View Full Version : Marvel’s radical rethinking of X-Men is the galaxy-brain sci-fi that comics deserve

October 13th, 2019, 18:44
In the world of superhero comics, line-wide reboots are a dime a dozen. And it’s for precisely those reasons that House of Xand Powers of X — “TWO SERIES THAT ARE ONE,” as the back of every issue proclaimed — hit the comics community so hard.
X-Men fans were hopeful, of course, and those familiar with Jonathan Hickman’s previous work knew enough to expect something galaxy brain. But I think it’s safe to say that no one expected literal galaxy brains (https://www.polygon.com/comics/2019/8/14/20805366/powers-of-x-2-spoilers-phalanx-magneto-apocalypse-marvel-universe).
X-Men experts can attest to the series’ deep and specific roots in X-Men lore (https://www.polygon.com/2019/9/13/20864264/powers-of-x-4-recap-sinister-secrets-easter-eggs-references-marvel-comics-x-men). But Hickman, and artists Pepe Larraz and R.B. Silva (with Tom Muller on graphics), have continued the legacy of Marvel’s Merry Mutants in at least one other way: They challenged our ideas of what science fiction could look like in a superhero setting.
Krakoa, the island that walks like a manScience fiction in superhero comics is a messy, blended affair, and it has been for decades. It’s hard not to be, in one of the few modern genres that preserves the idea of the “mad scientist.”
There are solid reasons for this, of course. Modern superhero writers are continuing a tradition — often directly continuing a story — that began before man landed on the Moon, before the invention of television, before black holes were more than a theoretical object predicted by Einstein’s General Theory of Relativity. Before, indeed, the classification of the Hard Science Fiction (https://en.wikipedia.org/wiki/Hard_science_fiction) genre.

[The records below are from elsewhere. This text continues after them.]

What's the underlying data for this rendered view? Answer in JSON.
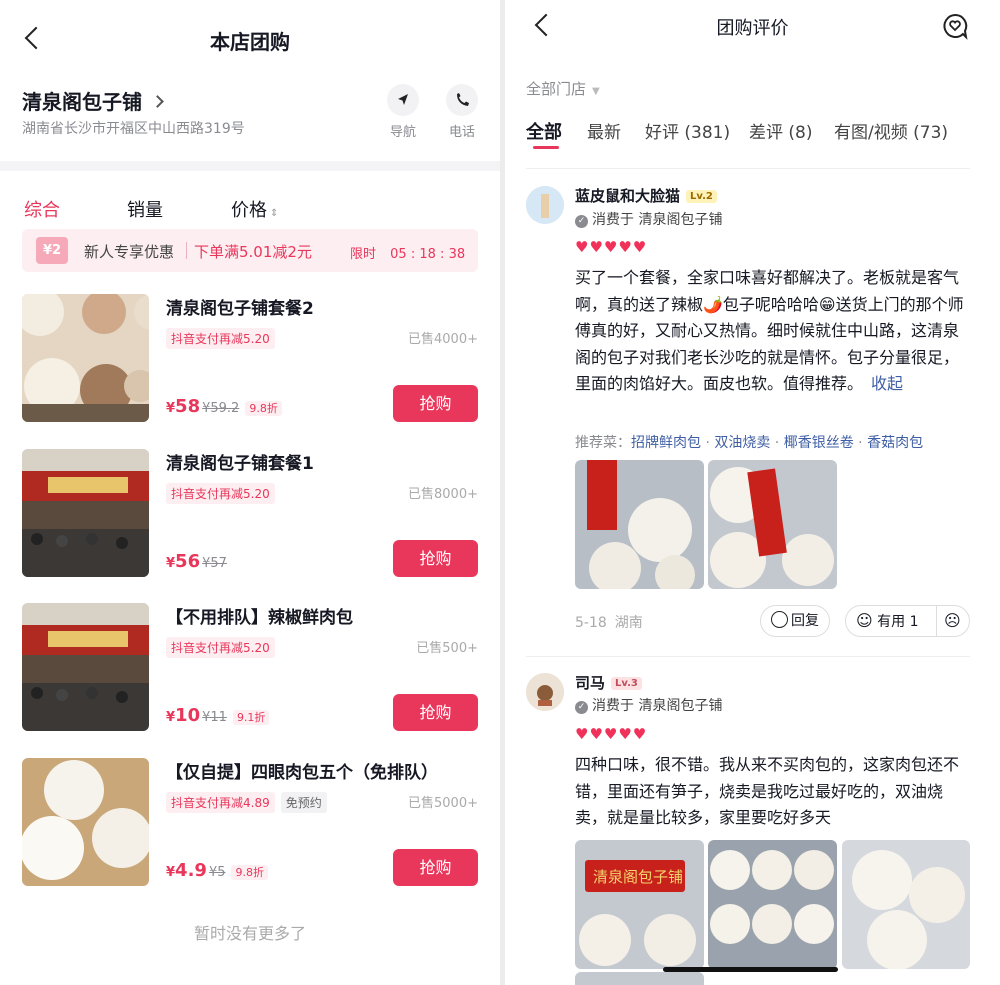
{
  "left": {
    "title": "本店团购",
    "shop": {
      "name": "清泉阁包子铺",
      "address": "湖南省长沙市开福区中山西路319号",
      "nav_label": "导航",
      "phone_label": "电话"
    },
    "sort_tabs": [
      "综合",
      "销量",
      "价格"
    ],
    "promo": {
      "coupon": "¥2",
      "label": "新人专享优惠",
      "offer": "下单满5.01减2元",
      "timer_label": "限时",
      "timer": [
        "05",
        "18",
        "38"
      ]
    },
    "products": [
      {
        "name": "清泉阁包子铺套餐2",
        "tag": "抖音支付再减5.20",
        "tag2": "",
        "sold": "已售4000+",
        "price": "58",
        "orig": "¥59.2",
        "disc": "9.8折",
        "buy": "抢购"
      },
      {
        "name": "清泉阁包子铺套餐1",
        "tag": "抖音支付再减5.20",
        "tag2": "",
        "sold": "已售8000+",
        "price": "56",
        "orig": "¥57",
        "disc": "",
        "buy": "抢购"
      },
      {
        "name": "【不用排队】辣椒鲜肉包",
        "tag": "抖音支付再减5.20",
        "tag2": "",
        "sold": "已售500+",
        "price": "10",
        "orig": "¥11",
        "disc": "9.1折",
        "buy": "抢购"
      },
      {
        "name": "【仅自提】四眼肉包五个（免排队）",
        "tag": "抖音支付再减4.89",
        "tag2": "免预约",
        "sold": "已售5000+",
        "price": "4.9",
        "orig": "¥5",
        "disc": "9.8折",
        "buy": "抢购"
      }
    ],
    "currency": "¥",
    "end_text": "暂时没有更多了"
  },
  "right": {
    "title": "团购评价",
    "store_filter": "全部门店",
    "tabs": [
      "全部",
      "最新",
      "好评 (381)",
      "差评 (8)",
      "有图/视频 (73)"
    ],
    "reviews": [
      {
        "user": "蓝皮鼠和大脸猫",
        "level": "Lv.2",
        "consume": "消费于 清泉阁包子铺",
        "hearts": "♥♥♥♥♥",
        "text": "买了一个套餐，全家口味喜好都解决了。老板就是客气啊，真的送了辣椒🌶️包子呢哈哈哈😁送货上门的那个师傅真的好，又耐心又热情。细时候就住中山路，这清泉阁的包子对我们老长沙吃的就是情怀。包子分量很足，里面的肉馅好大。面皮也软。值得推荐。",
        "collapse": "收起",
        "rec_label": "推荐菜：",
        "dishes": [
          "招牌鲜肉包",
          "双油烧卖",
          "椰香银丝卷",
          "香菇肉包"
        ],
        "date": "5-18",
        "location": "湖南",
        "reply": "回复",
        "useful": "有用 1"
      },
      {
        "user": "司马",
        "level": "Lv.3",
        "consume": "消费于 清泉阁包子铺",
        "hearts": "♥♥♥♥♥",
        "text": "四种口味，很不错。我从来不买肉包的，这家肉包还不错，里面还有笋子，烧卖是我吃过最好吃的，双油烧卖，就是量比较多，家里要吃好多天"
      }
    ],
    "sign_text": "清泉阁包子铺"
  },
  "colors": {
    "accent": "#e8375b",
    "link": "#3f5fa5",
    "heart": "#f0315a"
  }
}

The X-Men themselves have always been their own microcosm of this principle within the wider Marvel Universe. While the movies have (mostly) restricted themselves to the basic mutant metaphor, if you dip even your smallest toe into X-Men comics continuity, you might encounter time travel, vampires, alternate universes, secret societies, pocket dimensions, magic, alien empires, a literal Judeo-Christian Hell, omnipotent embodiments of fundamental cosmic forces, and concepts like a “techno-organic virus.” And this list is neither complete nor exhaustive.
<aside id="NguW77"><q>Superhero comics resist hard science fiction</q></aside>
Superhero comics resist hard science fiction. This a particular understatement in a setting with concepts that range from “organic steel” to “beams of pure force.” And it’s not necessarily a weakness. There is an undeniable joy in a setting where malevolent artificial intelligences regularly come into contact with things like “All-Black, the Necrosword.”
But it means that superhero comics have missed out on a lot of modern hard science-fiction trends. Hickman’s X-Men, by rooting itself in transhumanist themes, does not.
The X-Men vs. the SingularityIn retrospect, it seems obvious to bring the science-fictional framework of transhumanism into the X-Men. Many of the great works of scifi, the X-Men among them, imagine what the next leap in human evolution might be — whether it be biological, societal, or technological.
Transhumanist science fiction proposes that humanity’s next Great Leap Forward will be when we transcend our own biology through technological means, with human achievement accelerating on a rapid scale from that point. As Hickman describes in Powers of X #6, the series finale, “A machine leap makes a post-human leap possible, and a post-human leap makes a machine leap possible, on and on until one of these two eventually reaches an end state.”